*** Source data ***

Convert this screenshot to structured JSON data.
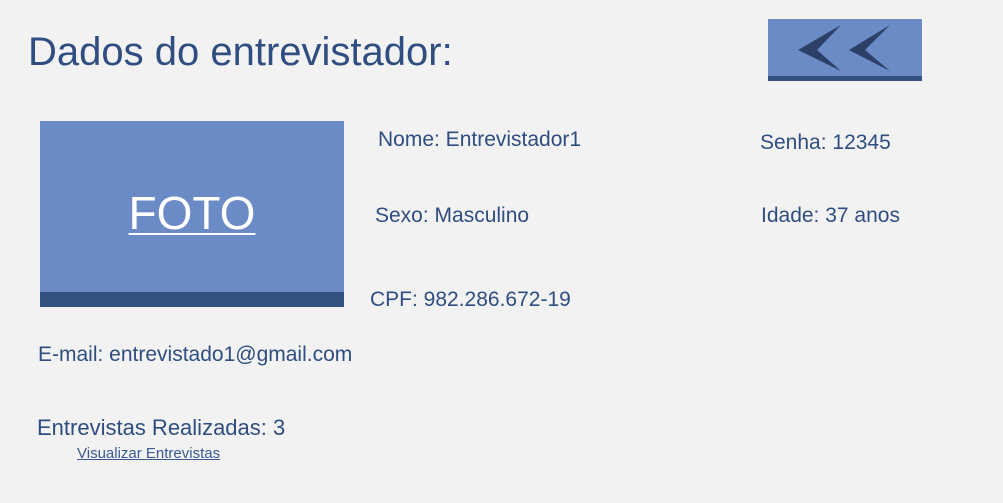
{
  "header": {
    "title": "Dados do entrevistador:"
  },
  "back_button": {
    "icon": "double-chevron-left-icon"
  },
  "photo": {
    "label": "FOTO"
  },
  "profile": {
    "name": "Nome: Entrevistador1",
    "password": "Senha: 12345",
    "sex": "Sexo: Masculino",
    "age": "Idade: 37 anos",
    "cpf": "CPF: 982.286.672-19",
    "email": "E-mail: entrevistado1@gmail.com"
  },
  "interviews": {
    "count_text": "Entrevistas Realizadas: 3",
    "view_link": "Visualizar Entrevistas"
  },
  "colors": {
    "background": "#f2f2f2",
    "accent": "#6a8bc6",
    "accent_dark": "#33527f",
    "text": "#2f4d80"
  }
}
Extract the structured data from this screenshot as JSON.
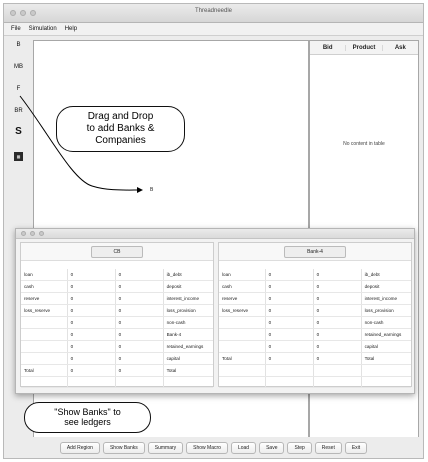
{
  "window": {
    "title": "Threadneedle"
  },
  "menu": [
    "File",
    "Simulation",
    "Help"
  ],
  "tools": [
    {
      "label": "B",
      "icon": "bank-tool-icon"
    },
    {
      "label": "MB",
      "icon": "markets-bank-tool-icon"
    },
    {
      "label": "F",
      "icon": "firm-tool-icon"
    },
    {
      "label": "BR",
      "icon": "broker-tool-icon"
    },
    {
      "label": "S",
      "icon": "stock-tool-icon"
    },
    {
      "label": "▦",
      "icon": "chart-tool-icon"
    }
  ],
  "market_table": {
    "columns": [
      "Bid",
      "Product",
      "Ask"
    ],
    "empty_text": "No content in table"
  },
  "canvas": {
    "node_label": "B"
  },
  "callouts": {
    "drag": "Drag and Drop\nto add Banks &\nCompanies",
    "show": "\"Show Banks\" to\nsee ledgers"
  },
  "ledgers": [
    {
      "name": "CB",
      "rows": [
        [
          "loan",
          "0",
          "0",
          "ib_debt"
        ],
        [
          "cash",
          "0",
          "0",
          "deposit"
        ],
        [
          "reserve",
          "0",
          "0",
          "interest_income"
        ],
        [
          "loss_reserve",
          "0",
          "0",
          "loss_provision"
        ],
        [
          "",
          "0",
          "0",
          "non-cash"
        ],
        [
          "",
          "0",
          "0",
          "Bank-4"
        ],
        [
          "",
          "0",
          "0",
          "retained_earnings"
        ],
        [
          "",
          "0",
          "0",
          "capital"
        ],
        [
          "Total",
          "0",
          "0",
          "Total"
        ],
        [
          "",
          "",
          "",
          ""
        ]
      ]
    },
    {
      "name": "Bank-4",
      "rows": [
        [
          "loan",
          "0",
          "0",
          "ib_debt"
        ],
        [
          "cash",
          "0",
          "0",
          "deposit"
        ],
        [
          "reserve",
          "0",
          "0",
          "interest_income"
        ],
        [
          "loss_reserve",
          "0",
          "0",
          "loss_provision"
        ],
        [
          "",
          "0",
          "0",
          "non-cash"
        ],
        [
          "",
          "0",
          "0",
          "retained_earnings"
        ],
        [
          "",
          "0",
          "0",
          "capital"
        ],
        [
          "Total",
          "0",
          "0",
          "Total"
        ],
        [
          "",
          "",
          "",
          ""
        ],
        [
          "",
          "",
          "",
          ""
        ]
      ]
    }
  ],
  "buttons": [
    "Add Region",
    "Show Banks",
    "Summary",
    "Show Macro",
    "Load",
    "Save",
    "Step",
    "Reset",
    "Exit"
  ]
}
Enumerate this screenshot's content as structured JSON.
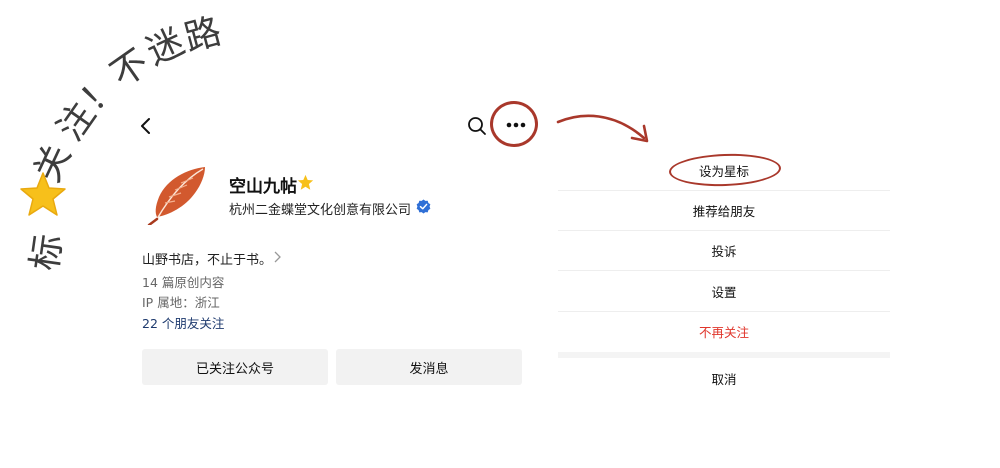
{
  "decoration": {
    "handwriting_chars": [
      "标",
      "关",
      "注",
      "！",
      "不",
      "迷",
      "路"
    ]
  },
  "profile": {
    "name": "空山九帖",
    "company": "杭州二金蝶堂文化创意有限公司",
    "bio": "山野书店，不止于书。",
    "articles": "14 篇原创内容",
    "ip_location": "IP 属地：浙江",
    "friends_prefix": "22 个",
    "friends_link": "朋友关注",
    "follow_button": "已关注公众号",
    "message_button": "发消息"
  },
  "menu": {
    "items": [
      {
        "label": "设为星标",
        "style": "normal"
      },
      {
        "label": "推荐给朋友",
        "style": "normal"
      },
      {
        "label": "投诉",
        "style": "normal"
      },
      {
        "label": "设置",
        "style": "normal"
      },
      {
        "label": "不再关注",
        "style": "danger"
      }
    ],
    "cancel": "取消"
  },
  "colors": {
    "accent_red": "#a9382b",
    "danger": "#e0362c",
    "star": "#f7c01b",
    "verify_blue": "#2f6fd6",
    "link_blue": "#1e3a6e"
  }
}
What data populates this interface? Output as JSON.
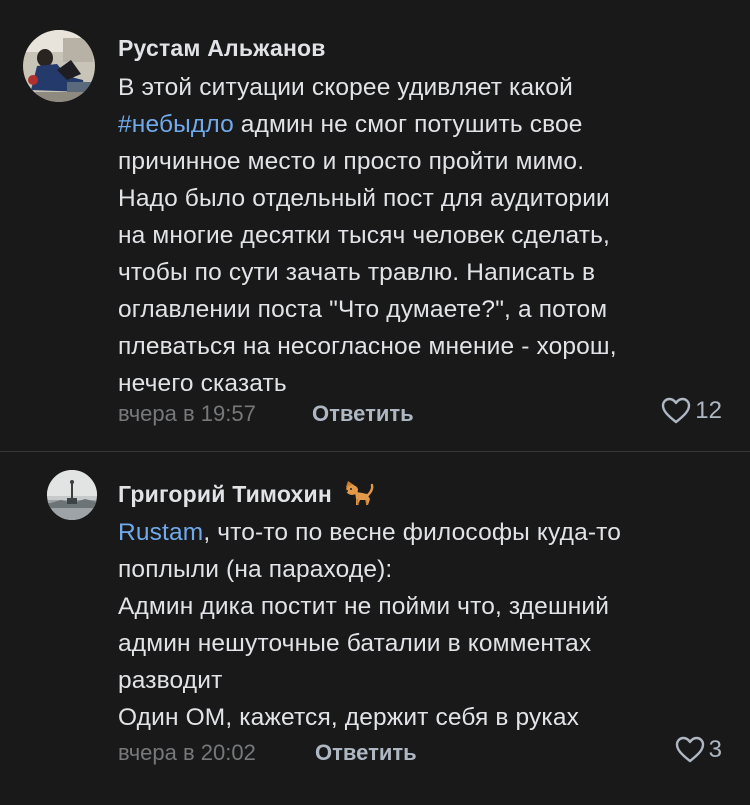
{
  "comments": [
    {
      "author": "Рустам Альжанов",
      "lines": [
        [
          "В этой ситуации скорее удивляет какой",
          ""
        ],
        [
          "#небыдло",
          " админ не смог потушить свое"
        ],
        [
          "причинное место и просто пройти мимо.",
          ""
        ],
        [
          "Надо было отдельный пост для аудитории",
          ""
        ],
        [
          "на многие десятки тысяч человек сделать,",
          ""
        ],
        [
          "чтобы по сути зачать травлю. Написать в",
          ""
        ],
        [
          "оглавлении поста \"Что думаете?\", а потом",
          ""
        ],
        [
          "плеваться на несогласное мнение - хорош,",
          ""
        ],
        [
          "нечего сказать",
          ""
        ]
      ],
      "line_1": "В этой ситуации скорее удивляет какой",
      "hashtag": "#небыдло",
      "line_2_rest": " админ не смог потушить свое",
      "line_3": "причинное место и просто пройти мимо.",
      "line_4": "Надо было отдельный пост для аудитории",
      "line_5": "на многие десятки тысяч человек сделать,",
      "line_6": "чтобы по сути зачать травлю. Написать в",
      "line_7": "оглавлении поста \"Что думаете?\", а потом",
      "line_8": "плеваться на несогласное мнение - хорош,",
      "line_9": "нечего сказать",
      "time": "вчера в 19:57",
      "reply_label": "Ответить",
      "likes": "12"
    },
    {
      "author": "Григорий Тимохин",
      "author_icon": "dog-emoji-icon",
      "mention": "Rustam",
      "line_1_rest": ", что-то по весне философы куда-то",
      "line_2": "поплыли (на параходе):",
      "line_3": "Админ дика постит не пойми что, здешний",
      "line_4": "админ нешуточные баталии в комментах",
      "line_5": "разводит",
      "line_6": "Один ОМ, кажется, держит себя в руках",
      "time": "вчера в 20:02",
      "reply_label": "Ответить",
      "likes": "3"
    }
  ],
  "colors": {
    "background": "#19191a",
    "text": "#e1e3e6",
    "link": "#71aaeb",
    "muted": "#76787a",
    "action": "#aeb7c2"
  }
}
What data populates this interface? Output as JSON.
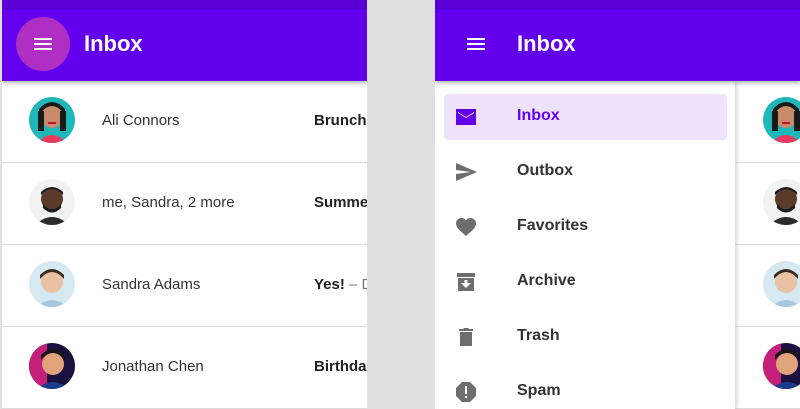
{
  "left_screen": {
    "title": "Inbox",
    "emails": [
      {
        "sender": "Ali Connors",
        "subject": "Brunch",
        "preview": ""
      },
      {
        "sender": "me, Sandra, 2 more",
        "subject": "Summe",
        "preview": ""
      },
      {
        "sender": "Sandra Adams",
        "subject": "Yes!",
        "preview": " – D"
      },
      {
        "sender": "Jonathan Chen",
        "subject": "Birthda",
        "preview": ""
      }
    ]
  },
  "right_screen": {
    "title": "Inbox",
    "drawer": {
      "items": [
        {
          "label": "Inbox",
          "icon": "mail-icon",
          "active": true
        },
        {
          "label": "Outbox",
          "icon": "send-icon",
          "active": false
        },
        {
          "label": "Favorites",
          "icon": "heart-icon",
          "active": false
        },
        {
          "label": "Archive",
          "icon": "archive-icon",
          "active": false
        },
        {
          "label": "Trash",
          "icon": "trash-icon",
          "active": false
        },
        {
          "label": "Spam",
          "icon": "spam-icon",
          "active": false
        }
      ]
    }
  },
  "colors": {
    "primary": "#6200ee",
    "primary_dark": "#5a00d6",
    "menu_ripple": "#b02fc3",
    "active_item_bg": "#efe2fb"
  }
}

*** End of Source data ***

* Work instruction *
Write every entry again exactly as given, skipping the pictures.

* Task output *
Convert this screenshot to structured JSON data.
{
  "header": {
    "title": "Dados do entrevistador:"
  },
  "back_button": {
    "icon": "double-chevron-left-icon"
  },
  "photo": {
    "label": "FOTO"
  },
  "profile": {
    "name": "Nome: Entrevistador1",
    "password": "Senha: 12345",
    "sex": "Sexo: Masculino",
    "age": "Idade: 37 anos",
    "cpf": "CPF: 982.286.672-19",
    "email": "E-mail: entrevistado1@gmail.com"
  },
  "interviews": {
    "count_text": "Entrevistas Realizadas: 3",
    "view_link": "Visualizar Entrevistas"
  },
  "colors": {
    "background": "#f2f2f2",
    "accent": "#6a8bc6",
    "accent_dark": "#33527f",
    "text": "#2f4d80"
  }
}
Extract the structured data from this screenshot as JSON.
{
  "window": {
    "title": "Threadneedle"
  },
  "menu": [
    "File",
    "Simulation",
    "Help"
  ],
  "tools": [
    {
      "label": "B",
      "icon": "bank-tool-icon"
    },
    {
      "label": "MB",
      "icon": "markets-bank-tool-icon"
    },
    {
      "label": "F",
      "icon": "firm-tool-icon"
    },
    {
      "label": "BR",
      "icon": "broker-tool-icon"
    },
    {
      "label": "S",
      "icon": "stock-tool-icon"
    },
    {
      "label": "▦",
      "icon": "chart-tool-icon"
    }
  ],
  "market_table": {
    "columns": [
      "Bid",
      "Product",
      "Ask"
    ],
    "empty_text": "No content in table"
  },
  "canvas": {
    "node_label": "B"
  },
  "callouts": {
    "drag": "Drag and Drop\nto add Banks &\nCompanies",
    "show": "\"Show Banks\" to\nsee ledgers"
  },
  "ledgers": [
    {
      "name": "CB",
      "rows": [
        [
          "loan",
          "0",
          "0",
          "ib_debt"
        ],
        [
          "cash",
          "0",
          "0",
          "deposit"
        ],
        [
          "reserve",
          "0",
          "0",
          "interest_income"
        ],
        [
          "loss_reserve",
          "0",
          "0",
          "loss_provision"
        ],
        [
          "",
          "0",
          "0",
          "non-cash"
        ],
        [
          "",
          "0",
          "0",
          "Bank-4"
        ],
        [
          "",
          "0",
          "0",
          "retained_earnings"
        ],
        [
          "",
          "0",
          "0",
          "capital"
        ],
        [
          "Total",
          "0",
          "0",
          "Total"
        ],
        [
          "",
          "",
          "",
          ""
        ]
      ]
    },
    {
      "name": "Bank-4",
      "rows": [
        [
          "loan",
          "0",
          "0",
          "ib_debt"
        ],
        [
          "cash",
          "0",
          "0",
          "deposit"
        ],
        [
          "reserve",
          "0",
          "0",
          "interest_income"
        ],
        [
          "loss_reserve",
          "0",
          "0",
          "loss_provision"
        ],
        [
          "",
          "0",
          "0",
          "non-cash"
        ],
        [
          "",
          "0",
          "0",
          "retained_earnings"
        ],
        [
          "",
          "0",
          "0",
          "capital"
        ],
        [
          "Total",
          "0",
          "0",
          "Total"
        ],
        [
          "",
          "",
          "",
          ""
        ],
        [
          "",
          "",
          "",
          ""
        ]
      ]
    }
  ],
  "buttons": [
    "Add Region",
    "Show Banks",
    "Summary",
    "Show Macro",
    "Load",
    "Save",
    "Step",
    "Reset",
    "Exit"
  ]
}
Enumerate this screenshot's content as structured JSON.
{
  "decoration": {
    "handwriting_chars": [
      "标",
      "关",
      "注",
      "！",
      "不",
      "迷",
      "路"
    ]
  },
  "profile": {
    "name": "空山九帖",
    "company": "杭州二金蝶堂文化创意有限公司",
    "bio": "山野书店，不止于书。",
    "articles": "14 篇原创内容",
    "ip_location": "IP 属地：浙江",
    "friends_prefix": "22 个",
    "friends_link": "朋友关注",
    "follow_button": "已关注公众号",
    "message_button": "发消息"
  },
  "menu": {
    "items": [
      {
        "label": "设为星标",
        "style": "normal"
      },
      {
        "label": "推荐给朋友",
        "style": "normal"
      },
      {
        "label": "投诉",
        "style": "normal"
      },
      {
        "label": "设置",
        "style": "normal"
      },
      {
        "label": "不再关注",
        "style": "danger"
      }
    ],
    "cancel": "取消"
  },
  "colors": {
    "accent_red": "#a9382b",
    "danger": "#e0362c",
    "star": "#f7c01b",
    "verify_blue": "#2f6fd6",
    "link_blue": "#1e3a6e"
  }
}
What data populates this interface? Output as JSON.
{
  "comments": [
    {
      "author": "Рустам Альжанов",
      "lines": [
        [
          "В этой ситуации скорее удивляет какой",
          ""
        ],
        [
          "#небыдло",
          " админ не смог потушить свое"
        ],
        [
          "причинное место и просто пройти мимо.",
          ""
        ],
        [
          "Надо было отдельный пост для аудитории",
          ""
        ],
        [
          "на многие десятки тысяч человек сделать,",
          ""
        ],
        [
          "чтобы по сути зачать травлю. Написать в",
          ""
        ],
        [
          "оглавлении поста \"Что думаете?\", а потом",
          ""
        ],
        [
          "плеваться на несогласное мнение - хорош,",
          ""
        ],
        [
          "нечего сказать",
          ""
        ]
      ],
      "line_1": "В этой ситуации скорее удивляет какой",
      "hashtag": "#небыдло",
      "line_2_rest": " админ не смог потушить свое",
      "line_3": "причинное место и просто пройти мимо.",
      "line_4": "Надо было отдельный пост для аудитории",
      "line_5": "на многие десятки тысяч человек сделать,",
      "line_6": "чтобы по сути зачать травлю. Написать в",
      "line_7": "оглавлении поста \"Что думаете?\", а потом",
      "line_8": "плеваться на несогласное мнение - хорош,",
      "line_9": "нечего сказать",
      "time": "вчера в 19:57",
      "reply_label": "Ответить",
      "likes": "12"
    },
    {
      "author": "Григорий Тимохин",
      "author_icon": "dog-emoji-icon",
      "mention": "Rustam",
      "line_1_rest": ", что-то по весне философы куда-то",
      "line_2": "поплыли (на параходе):",
      "line_3": "Админ дика постит не пойми что, здешний",
      "line_4": "админ нешуточные баталии в комментах",
      "line_5": "разводит",
      "line_6": "Один ОМ, кажется, держит себя в руках",
      "time": "вчера в 20:02",
      "reply_label": "Ответить",
      "likes": "3"
    }
  ],
  "colors": {
    "background": "#19191a",
    "text": "#e1e3e6",
    "link": "#71aaeb",
    "muted": "#76787a",
    "action": "#aeb7c2"
  }
}
What data populates this interface? Output as JSON.
{
  "left_screen": {
    "title": "Inbox",
    "emails": [
      {
        "sender": "Ali Connors",
        "subject": "Brunch",
        "preview": ""
      },
      {
        "sender": "me, Sandra, 2 more",
        "subject": "Summe",
        "preview": ""
      },
      {
        "sender": "Sandra Adams",
        "subject": "Yes!",
        "preview": " – D"
      },
      {
        "sender": "Jonathan Chen",
        "subject": "Birthda",
        "preview": ""
      }
    ]
  },
  "right_screen": {
    "title": "Inbox",
    "drawer": {
      "items": [
        {
          "label": "Inbox",
          "icon": "mail-icon",
          "active": true
        },
        {
          "label": "Outbox",
          "icon": "send-icon",
          "active": false
        },
        {
          "label": "Favorites",
          "icon": "heart-icon",
          "active": false
        },
        {
          "label": "Archive",
          "icon": "archive-icon",
          "active": false
        },
        {
          "label": "Trash",
          "icon": "trash-icon",
          "active": false
        },
        {
          "label": "Spam",
          "icon": "spam-icon",
          "active": false
        }
      ]
    }
  },
  "colors": {
    "primary": "#6200ee",
    "primary_dark": "#5a00d6",
    "menu_ripple": "#b02fc3",
    "active_item_bg": "#efe2fb"
  }
}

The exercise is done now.